Having grown up in the very northern part of Utah, I was always a little happy when I would wake up on a school morning and my mother would announce that it was a “snow day”, meaning school had been canceled due to the heavy snowfall. This meant the freedom to enjoy the day how I wished which usually included some type of fun in the new snow. Well, my children have never experienced a “snow day” since they have lived in California their entire life, but now that they are in New Delhi, they get to experience “no activity days.”. And let me just say that “no activity days” hold zero magic in them like those “snow days.”
This is a view out of our front window on a day with the heavy polluted air. The plants are working extra hard and one can see the dirt from the air on all the trees and shrubs as you drive around.
Despite New Delhi being one of the greenest capitols in the world, having a metro system that transports thousands of people each day and government buses that run on natural gas, New Delhi is one of the most polluted cities to live in the world. The New York Times recently wrote an article about how China’s bad air would be a step up for New Delhi. I have not lived in China, but I can attest to the very poor air quality in New Delhi. It is a major reason why many people choose to leave India. One of Hailey’s teachers as well as Conner’s principal have both decided to leave after this year based purely on the air quality of New Delhi. They have both expressed that they would stay here a long time for the school, but the pollution is what is driving them away after a few years of living here.
There is an Air Quality Index (AQI) that establishes guidelines on Hazardous to Healthy Air Quality. According to the AQI, 0-50 reading is Healthy, 51-100 is Moderate, 101-200 is Unhealthy, 200-300 is Harmful and anything greater than 300 is Hazardous. Part of the measure of air quality is Particulate Matters (PM), especially PM with diameter of 2.5 micrometers. Particulate Matters are materials suspended in the air in the form of minute solid particles or liquid droplets and are considered atmosphere pollutants. Some PM originates naturally from dust storms, living vegetation and forest fires. PM also originates from burning of fossil fuels in vehicles, power plants, road dust, etc.

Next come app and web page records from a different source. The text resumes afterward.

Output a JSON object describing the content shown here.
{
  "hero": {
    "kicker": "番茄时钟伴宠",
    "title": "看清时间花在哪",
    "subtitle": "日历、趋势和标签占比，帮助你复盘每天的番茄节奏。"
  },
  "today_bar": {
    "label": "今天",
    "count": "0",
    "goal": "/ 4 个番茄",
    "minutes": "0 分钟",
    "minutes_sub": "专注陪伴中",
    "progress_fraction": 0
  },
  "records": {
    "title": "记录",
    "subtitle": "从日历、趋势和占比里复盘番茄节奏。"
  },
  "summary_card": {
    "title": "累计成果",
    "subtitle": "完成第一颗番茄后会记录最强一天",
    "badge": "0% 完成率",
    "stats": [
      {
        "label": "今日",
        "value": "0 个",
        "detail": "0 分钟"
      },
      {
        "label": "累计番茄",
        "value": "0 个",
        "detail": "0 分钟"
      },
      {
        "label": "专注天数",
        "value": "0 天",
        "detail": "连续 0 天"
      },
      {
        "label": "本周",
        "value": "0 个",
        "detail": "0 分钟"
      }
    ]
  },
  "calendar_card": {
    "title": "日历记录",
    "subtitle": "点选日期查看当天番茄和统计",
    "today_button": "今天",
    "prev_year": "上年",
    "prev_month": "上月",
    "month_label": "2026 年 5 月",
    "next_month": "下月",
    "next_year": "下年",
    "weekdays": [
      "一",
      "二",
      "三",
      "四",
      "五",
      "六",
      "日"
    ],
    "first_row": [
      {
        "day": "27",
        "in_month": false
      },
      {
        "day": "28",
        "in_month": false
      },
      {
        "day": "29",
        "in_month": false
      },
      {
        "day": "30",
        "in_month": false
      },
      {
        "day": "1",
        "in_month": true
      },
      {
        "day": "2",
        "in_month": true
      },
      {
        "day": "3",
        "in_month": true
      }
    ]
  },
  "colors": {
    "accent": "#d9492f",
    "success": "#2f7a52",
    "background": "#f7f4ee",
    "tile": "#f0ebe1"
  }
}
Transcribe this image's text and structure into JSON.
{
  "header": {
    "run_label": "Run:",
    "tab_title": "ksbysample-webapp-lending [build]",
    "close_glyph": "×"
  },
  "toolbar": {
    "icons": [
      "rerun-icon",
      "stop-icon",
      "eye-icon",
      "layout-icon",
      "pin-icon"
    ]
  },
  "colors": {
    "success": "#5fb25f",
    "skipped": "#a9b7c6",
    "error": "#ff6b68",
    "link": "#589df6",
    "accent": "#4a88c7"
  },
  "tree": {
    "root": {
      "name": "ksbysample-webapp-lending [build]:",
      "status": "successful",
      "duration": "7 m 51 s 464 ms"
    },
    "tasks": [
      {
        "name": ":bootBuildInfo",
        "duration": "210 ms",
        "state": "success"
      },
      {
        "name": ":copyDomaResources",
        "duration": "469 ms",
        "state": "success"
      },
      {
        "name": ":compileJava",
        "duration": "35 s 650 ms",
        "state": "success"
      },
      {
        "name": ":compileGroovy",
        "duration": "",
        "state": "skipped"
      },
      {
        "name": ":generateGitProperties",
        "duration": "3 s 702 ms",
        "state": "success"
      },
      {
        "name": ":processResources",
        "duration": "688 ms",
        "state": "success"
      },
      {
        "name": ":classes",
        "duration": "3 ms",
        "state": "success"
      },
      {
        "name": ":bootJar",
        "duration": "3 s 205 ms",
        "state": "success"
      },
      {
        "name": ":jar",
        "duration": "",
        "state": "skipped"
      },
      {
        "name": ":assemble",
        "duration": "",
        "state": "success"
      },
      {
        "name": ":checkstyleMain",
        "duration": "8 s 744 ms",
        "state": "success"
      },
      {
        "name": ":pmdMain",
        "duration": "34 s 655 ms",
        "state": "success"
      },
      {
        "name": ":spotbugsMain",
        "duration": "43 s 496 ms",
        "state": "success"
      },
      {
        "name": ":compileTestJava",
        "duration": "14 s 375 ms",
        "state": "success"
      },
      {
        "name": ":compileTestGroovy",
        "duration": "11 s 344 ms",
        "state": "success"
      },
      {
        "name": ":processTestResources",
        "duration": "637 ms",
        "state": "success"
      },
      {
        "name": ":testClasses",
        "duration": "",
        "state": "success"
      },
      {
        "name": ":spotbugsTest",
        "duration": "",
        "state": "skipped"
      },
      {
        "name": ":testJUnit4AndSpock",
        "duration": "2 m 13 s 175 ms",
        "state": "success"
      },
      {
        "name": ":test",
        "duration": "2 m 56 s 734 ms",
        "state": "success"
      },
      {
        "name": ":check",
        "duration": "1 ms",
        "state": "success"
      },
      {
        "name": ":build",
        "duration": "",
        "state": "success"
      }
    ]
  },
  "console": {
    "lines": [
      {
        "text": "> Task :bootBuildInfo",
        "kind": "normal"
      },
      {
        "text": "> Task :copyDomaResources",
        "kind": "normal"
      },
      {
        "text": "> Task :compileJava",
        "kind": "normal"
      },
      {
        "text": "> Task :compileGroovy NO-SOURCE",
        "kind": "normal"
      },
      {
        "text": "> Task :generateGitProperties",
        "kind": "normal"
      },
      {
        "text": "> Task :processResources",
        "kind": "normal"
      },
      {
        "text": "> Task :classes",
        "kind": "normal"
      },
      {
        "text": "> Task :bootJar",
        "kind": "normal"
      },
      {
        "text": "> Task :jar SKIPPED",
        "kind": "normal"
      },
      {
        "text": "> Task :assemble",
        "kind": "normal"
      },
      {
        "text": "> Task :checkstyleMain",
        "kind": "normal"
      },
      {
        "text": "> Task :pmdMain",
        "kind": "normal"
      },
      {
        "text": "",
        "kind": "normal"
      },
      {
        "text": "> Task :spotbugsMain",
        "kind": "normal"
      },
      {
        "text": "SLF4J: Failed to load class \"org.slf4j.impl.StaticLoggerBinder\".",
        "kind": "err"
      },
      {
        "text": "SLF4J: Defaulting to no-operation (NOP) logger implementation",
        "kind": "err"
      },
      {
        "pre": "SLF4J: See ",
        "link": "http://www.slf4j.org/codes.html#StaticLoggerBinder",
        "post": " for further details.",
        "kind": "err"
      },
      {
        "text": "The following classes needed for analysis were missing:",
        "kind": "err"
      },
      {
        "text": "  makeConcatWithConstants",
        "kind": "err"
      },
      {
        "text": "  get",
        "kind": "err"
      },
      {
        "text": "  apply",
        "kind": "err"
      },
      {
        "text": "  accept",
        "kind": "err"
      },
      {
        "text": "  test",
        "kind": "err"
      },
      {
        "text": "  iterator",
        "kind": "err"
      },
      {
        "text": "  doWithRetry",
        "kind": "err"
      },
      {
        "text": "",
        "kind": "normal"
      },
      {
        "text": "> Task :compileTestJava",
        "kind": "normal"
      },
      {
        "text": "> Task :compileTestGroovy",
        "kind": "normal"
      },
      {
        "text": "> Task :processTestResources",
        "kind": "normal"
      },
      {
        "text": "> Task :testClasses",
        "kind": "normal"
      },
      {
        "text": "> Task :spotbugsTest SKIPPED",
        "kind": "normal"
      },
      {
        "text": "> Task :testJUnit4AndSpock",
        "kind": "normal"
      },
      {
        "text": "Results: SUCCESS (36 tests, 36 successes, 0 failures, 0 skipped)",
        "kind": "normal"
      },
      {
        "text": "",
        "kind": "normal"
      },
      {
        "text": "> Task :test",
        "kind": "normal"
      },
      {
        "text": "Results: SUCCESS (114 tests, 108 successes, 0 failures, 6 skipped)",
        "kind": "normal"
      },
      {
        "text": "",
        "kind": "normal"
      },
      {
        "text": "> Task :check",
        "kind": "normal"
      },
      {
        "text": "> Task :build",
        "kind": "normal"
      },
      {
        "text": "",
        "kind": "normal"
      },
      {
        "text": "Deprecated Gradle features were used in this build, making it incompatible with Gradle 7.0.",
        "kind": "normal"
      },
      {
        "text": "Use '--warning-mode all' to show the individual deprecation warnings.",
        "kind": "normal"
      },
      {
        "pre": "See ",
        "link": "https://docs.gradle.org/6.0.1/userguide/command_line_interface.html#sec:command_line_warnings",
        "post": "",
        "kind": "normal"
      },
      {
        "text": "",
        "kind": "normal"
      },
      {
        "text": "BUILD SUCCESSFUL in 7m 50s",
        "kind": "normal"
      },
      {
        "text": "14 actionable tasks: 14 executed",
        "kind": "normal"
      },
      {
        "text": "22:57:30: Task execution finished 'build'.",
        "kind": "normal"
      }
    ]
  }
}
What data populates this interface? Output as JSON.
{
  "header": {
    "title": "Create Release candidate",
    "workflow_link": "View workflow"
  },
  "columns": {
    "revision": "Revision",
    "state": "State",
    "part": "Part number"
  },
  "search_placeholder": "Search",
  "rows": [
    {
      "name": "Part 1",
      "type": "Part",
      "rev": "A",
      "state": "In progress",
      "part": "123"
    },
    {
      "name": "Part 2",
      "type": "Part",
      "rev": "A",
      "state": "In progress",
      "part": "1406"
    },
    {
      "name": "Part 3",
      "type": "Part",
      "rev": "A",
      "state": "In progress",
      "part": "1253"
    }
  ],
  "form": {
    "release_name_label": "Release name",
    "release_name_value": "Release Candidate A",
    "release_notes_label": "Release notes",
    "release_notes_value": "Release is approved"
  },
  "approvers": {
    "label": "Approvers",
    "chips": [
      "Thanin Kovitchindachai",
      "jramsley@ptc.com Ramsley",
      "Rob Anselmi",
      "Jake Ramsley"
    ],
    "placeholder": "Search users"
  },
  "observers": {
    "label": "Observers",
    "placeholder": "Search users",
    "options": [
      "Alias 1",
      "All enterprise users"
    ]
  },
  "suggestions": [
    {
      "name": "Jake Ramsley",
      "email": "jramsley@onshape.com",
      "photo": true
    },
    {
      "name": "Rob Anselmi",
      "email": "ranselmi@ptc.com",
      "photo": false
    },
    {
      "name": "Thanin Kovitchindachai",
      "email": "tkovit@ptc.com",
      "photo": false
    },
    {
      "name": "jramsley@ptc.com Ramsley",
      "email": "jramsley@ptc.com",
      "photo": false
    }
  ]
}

I would like to add that here in New Delhi, PM is definitely created by road side fires burning anything the person can find to stay warm or cook their nightly meal.
It was around the end of October, beginning of November that we started to experience the very poor air quality here. We went from having just 2 air purifiers in our home to purchasing one for all rooms in our home. One would wake up and before looking outside at the air, you could just sense it in the air of your home. At about that same time I came down with a cold and the cough that accompanied it did not entirely leave until I left Delhi for a few weeks at the holidays. Our two youngest children had asthma as young children and I have been watching to see if they would experience problems, but fortunately we have not had any problems yet and some of that may be thanks to the “no activity days” at school.
One of the many air purifiers in our home I have discussed and heard discussed from many different people whether they work or not. The insulation in the homes here is very poor leading some people to believe purifiers don’t help. I know they don’t take care of all the pollution inside our home, but I do believe they make a difference.
By 8:00 a.m. each school morning, if the readings are above a certain level (the harmful and hazardous levels), we receive an email from the Director of the School informing us that there will be no cardio activity that day. This means that if the student has PE, they will do something other than cardio activity. For after-school sports, they are canceled on that day. We have had several days over the past few months where the air quality was determined a “no activity day.”. I have not been keeping track of them, but according to the New York Times Article, only once in three weeks at the beginning of the year did Delhi’s peak readings fall below 300. Our most recent day of “no activity” was January 17th, the scheduled Middle School Open Gym night at the school. The declaration of the “no activity” day disappointed many as it meant the night activities had to be postponed as well. The papers will often post articles and pictures of the air in China with everyone wearing masks, but the worse air is indeed India, not China according to recent findings and to be honest, it is rare to see anyone wearing a breathing mask and see much written about it in the papers expressing concern.
Air masks such as this one are rarely seen here but I have talked with different people who will use them during their exercise on peak days.
The Air Quality has definitely affected us here. Once the heat finally subsided, the poor air started which really limits wanting to be outdoors. Conner had switched gears from wanting the In-n-Out hamburger to wanting to breathe clean air over the holidays. As we departed from our layover in London, he even remarked, “well, my last bit of fresh air to breathe.”. I returned from the states with some air masks determined to try to use them when I was exercising in our gym in our basement. It was so awkward and uncomfortable to run on the treadmill with it on, that it didn’t last but a few minutes. We just continue to run our many air purifiers and limit outdoor activities. We have had a couple of good days here and I am starting to actually believe that February might be the month to be in India. I will keep you posted!